### Your assignment
Keep every word of the entries and print them exactly; the pictures stay out.

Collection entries

******************************

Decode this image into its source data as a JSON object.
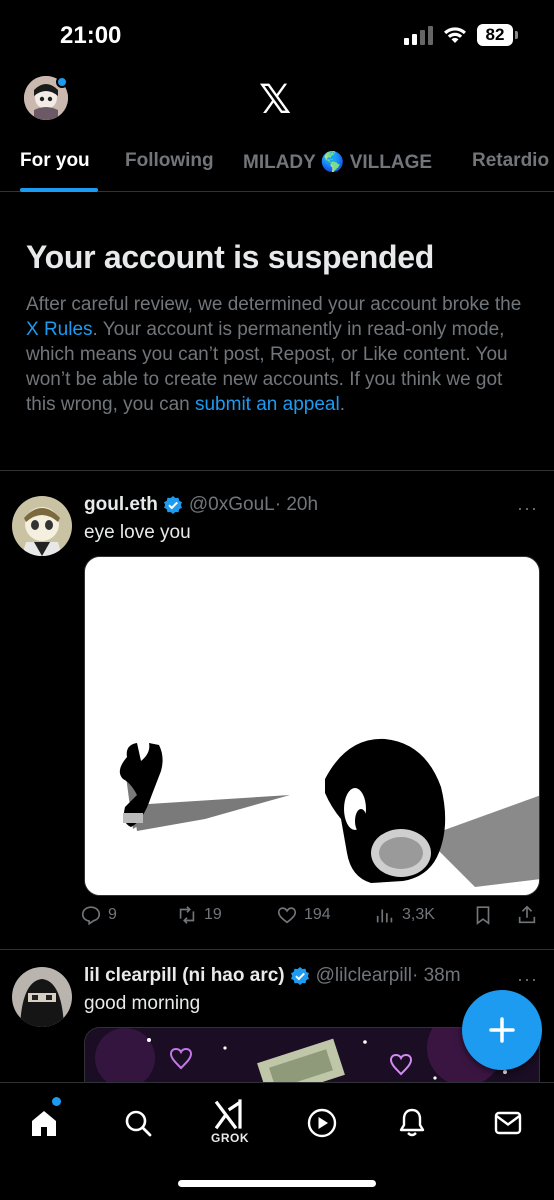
{
  "status_bar": {
    "time": "21:00",
    "battery": "82"
  },
  "header": {
    "logo": "𝕏",
    "tabs": [
      {
        "label": "For you",
        "active": true
      },
      {
        "label": "Following"
      },
      {
        "label": "MILADY 🌎 VILLAGE"
      },
      {
        "label": "Retardio"
      }
    ]
  },
  "notice": {
    "title": "Your account is suspended",
    "body_1": "After careful review, we determined your account broke the ",
    "link_rules": "X Rules",
    "body_2": ". Your account is permanently in read-only mode, which means you can’t post, Repost, or Like content. You won’t be able to create new accounts. If you think we got this wrong, you can ",
    "link_appeal": "submit an appeal",
    "body_3": "."
  },
  "posts": [
    {
      "name": "goul.eth",
      "handle": "@0xGouL",
      "time": "· 20h",
      "text": "eye love you",
      "more": "···",
      "replies": "9",
      "reposts": "19",
      "likes": "194",
      "views": "3,3K"
    },
    {
      "name": "lil clearpill (ni hao arc)",
      "handle": "@lilclearpill",
      "time": "· 38m",
      "text": "good morning",
      "more": "···"
    }
  ],
  "bottom_nav": {
    "items": [
      "home-icon",
      "search-icon",
      "grok-icon",
      "video-icon",
      "notifications-icon",
      "messages-icon"
    ],
    "grok_label": "GROK"
  },
  "colors": {
    "accent": "#1d9bf0",
    "muted": "#71767b",
    "text": "#e7e9ea",
    "background": "#000000"
  }
}
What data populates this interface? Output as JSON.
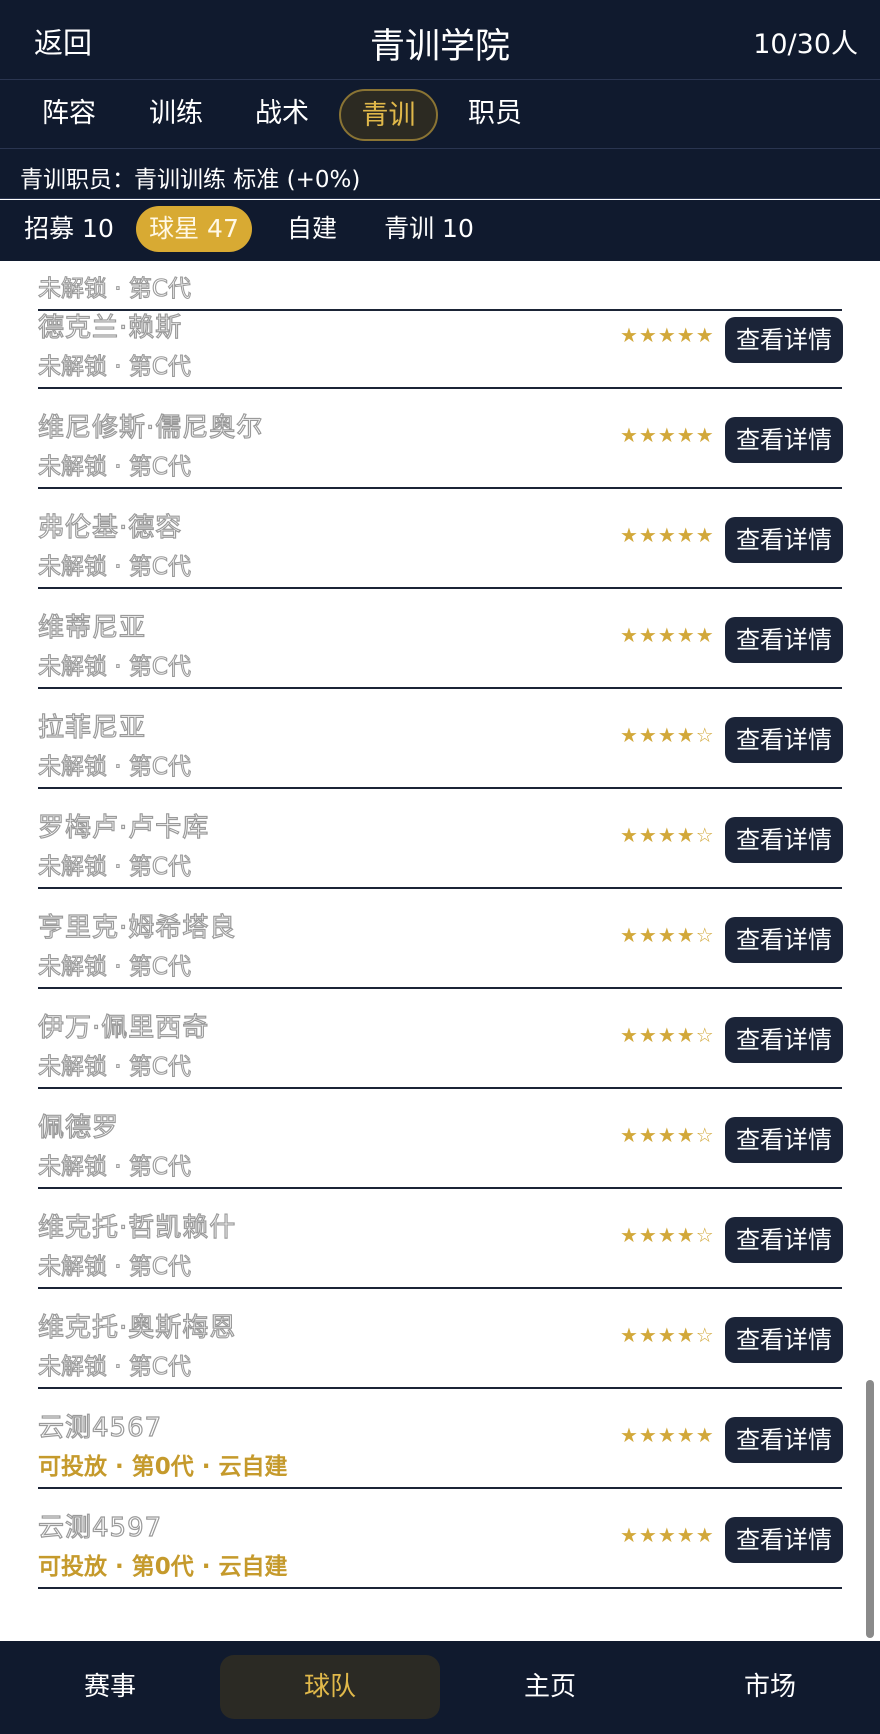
{
  "header": {
    "back_label": "返回",
    "title": "青训学院",
    "count": "10/30人"
  },
  "tabs": [
    {
      "label": "阵容"
    },
    {
      "label": "训练"
    },
    {
      "label": "战术"
    },
    {
      "label": "青训",
      "active": true
    },
    {
      "label": "职员"
    }
  ],
  "staff_line": {
    "label": "青训职员：",
    "value": "青训训练 标准 (+0%)"
  },
  "subtabs": [
    {
      "label": "招募 10"
    },
    {
      "label": "球星 47",
      "active": true
    },
    {
      "label": "自建"
    },
    {
      "label": "青训 10"
    }
  ],
  "list": {
    "partial_top_status": "未解锁 · 第C代",
    "detail_label": "查看详情",
    "players": [
      {
        "name": "德克兰·赖斯",
        "status": "未解锁 · 第C代",
        "stars": 5
      },
      {
        "name": "维尼修斯·儒尼奥尔",
        "status": "未解锁 · 第C代",
        "stars": 5
      },
      {
        "name": "弗伦基·德容",
        "status": "未解锁 · 第C代",
        "stars": 5
      },
      {
        "name": "维蒂尼亚",
        "status": "未解锁 · 第C代",
        "stars": 5
      },
      {
        "name": "拉菲尼亚",
        "status": "未解锁 · 第C代",
        "stars": 4
      },
      {
        "name": "罗梅卢·卢卡库",
        "status": "未解锁 · 第C代",
        "stars": 4
      },
      {
        "name": "亨里克·姆希塔良",
        "status": "未解锁 · 第C代",
        "stars": 4
      },
      {
        "name": "伊万·佩里西奇",
        "status": "未解锁 · 第C代",
        "stars": 4
      },
      {
        "name": "佩德罗",
        "status": "未解锁 · 第C代",
        "stars": 4
      },
      {
        "name": "维克托·哲凯赖什",
        "status": "未解锁 · 第C代",
        "stars": 4
      },
      {
        "name": "维克托·奥斯梅恩",
        "status": "未解锁 · 第C代",
        "stars": 4
      },
      {
        "name": "云测4567",
        "status": "可投放 · 第0代 · 云自建",
        "stars": 5,
        "gold": true
      },
      {
        "name": "云测4597",
        "status": "可投放 · 第0代 · 云自建",
        "stars": 5,
        "gold": true
      }
    ]
  },
  "bottom_nav": [
    {
      "label": "赛事"
    },
    {
      "label": "球队",
      "active": true
    },
    {
      "label": "主页"
    },
    {
      "label": "市场"
    }
  ],
  "colors": {
    "dark_bg": "#101a2e",
    "gold": "#d8aa33",
    "button_bg": "#1b2438"
  }
}
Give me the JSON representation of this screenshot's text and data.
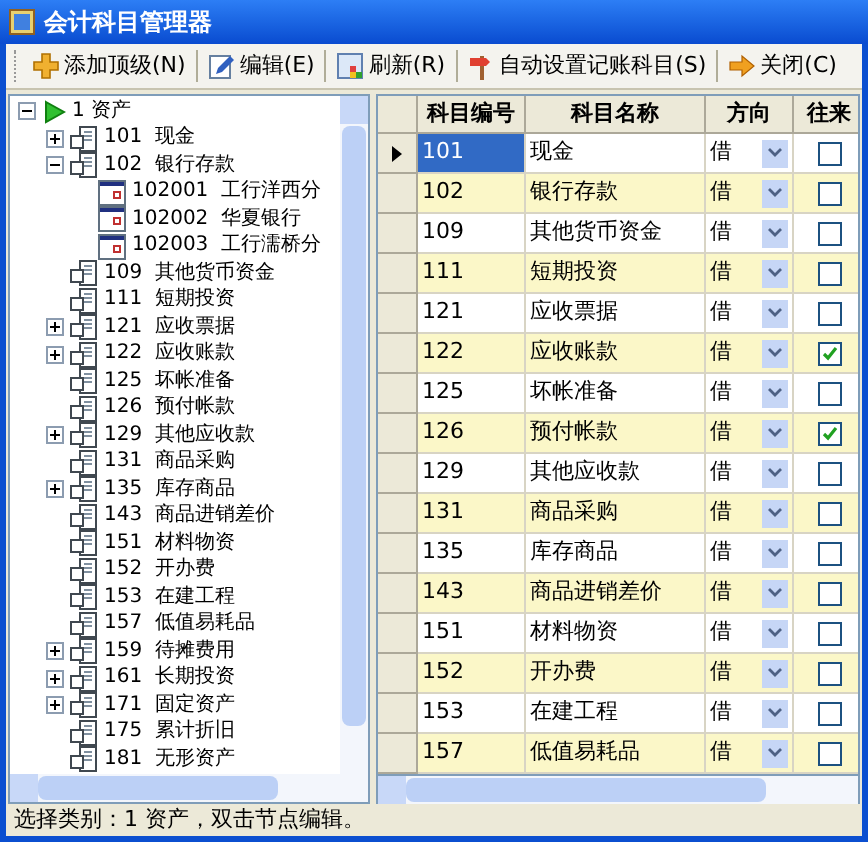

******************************

### Response to this exercise
Decode this image into its source data as a JSON object.
{
  "status_bar": {
    "time": "21:00",
    "battery": "82"
  },
  "header": {
    "logo": "𝕏",
    "tabs": [
      {
        "label": "For you",
        "active": true
      },
      {
        "label": "Following"
      },
      {
        "label": "MILADY 🌎 VILLAGE"
      },
      {
        "label": "Retardio"
      }
    ]
  },
  "notice": {
    "title": "Your account is suspended",
    "body_1": "After careful review, we determined your account broke the ",
    "link_rules": "X Rules",
    "body_2": ". Your account is permanently in read-only mode, which means you can’t post, Repost, or Like content. You won’t be able to create new accounts. If you think we got this wrong, you can ",
    "link_appeal": "submit an appeal",
    "body_3": "."
  },
  "posts": [
    {
      "name": "goul.eth",
      "handle": "@0xGouL",
      "time": "· 20h",
      "text": "eye love you",
      "more": "···",
      "replies": "9",
      "reposts": "19",
      "likes": "194",
      "views": "3,3K"
    },
    {
      "name": "lil clearpill (ni hao arc)",
      "handle": "@lilclearpill",
      "time": "· 38m",
      "text": "good morning",
      "more": "···"
    }
  ],
  "bottom_nav": {
    "items": [
      "home-icon",
      "search-icon",
      "grok-icon",
      "video-icon",
      "notifications-icon",
      "messages-icon"
    ],
    "grok_label": "GROK"
  },
  "colors": {
    "accent": "#1d9bf0",
    "muted": "#71767b",
    "text": "#e7e9ea",
    "background": "#000000"
  }
}
What data populates this interface? Output as JSON.
{
  "header": {
    "back_label": "返回",
    "title": "青训学院",
    "count": "10/30人"
  },
  "tabs": [
    {
      "label": "阵容"
    },
    {
      "label": "训练"
    },
    {
      "label": "战术"
    },
    {
      "label": "青训",
      "active": true
    },
    {
      "label": "职员"
    }
  ],
  "staff_line": {
    "label": "青训职员：",
    "value": "青训训练 标准 (+0%)"
  },
  "subtabs": [
    {
      "label": "招募 10"
    },
    {
      "label": "球星 47",
      "active": true
    },
    {
      "label": "自建"
    },
    {
      "label": "青训 10"
    }
  ],
  "list": {
    "partial_top_status": "未解锁 · 第C代",
    "detail_label": "查看详情",
    "players": [
      {
        "name": "德克兰·赖斯",
        "status": "未解锁 · 第C代",
        "stars": 5
      },
      {
        "name": "维尼修斯·儒尼奥尔",
        "status": "未解锁 · 第C代",
        "stars": 5
      },
      {
        "name": "弗伦基·德容",
        "status": "未解锁 · 第C代",
        "stars": 5
      },
      {
        "name": "维蒂尼亚",
        "status": "未解锁 · 第C代",
        "stars": 5
      },
      {
        "name": "拉菲尼亚",
        "status": "未解锁 · 第C代",
        "stars": 4
      },
      {
        "name": "罗梅卢·卢卡库",
        "status": "未解锁 · 第C代",
        "stars": 4
      },
      {
        "name": "亨里克·姆希塔良",
        "status": "未解锁 · 第C代",
        "stars": 4
      },
      {
        "name": "伊万·佩里西奇",
        "status": "未解锁 · 第C代",
        "stars": 4
      },
      {
        "name": "佩德罗",
        "status": "未解锁 · 第C代",
        "stars": 4
      },
      {
        "name": "维克托·哲凯赖什",
        "status": "未解锁 · 第C代",
        "stars": 4
      },
      {
        "name": "维克托·奥斯梅恩",
        "status": "未解锁 · 第C代",
        "stars": 4
      },
      {
        "name": "云测4567",
        "status": "可投放 · 第0代 · 云自建",
        "stars": 5,
        "gold": true
      },
      {
        "name": "云测4597",
        "status": "可投放 · 第0代 · 云自建",
        "stars": 5,
        "gold": true
      }
    ]
  },
  "bottom_nav": [
    {
      "label": "赛事"
    },
    {
      "label": "球队",
      "active": true
    },
    {
      "label": "主页"
    },
    {
      "label": "市场"
    }
  ],
  "colors": {
    "dark_bg": "#101a2e",
    "gold": "#d8aa33",
    "button_bg": "#1b2438"
  }
}
Give me the JSON representation of this screenshot's text and data.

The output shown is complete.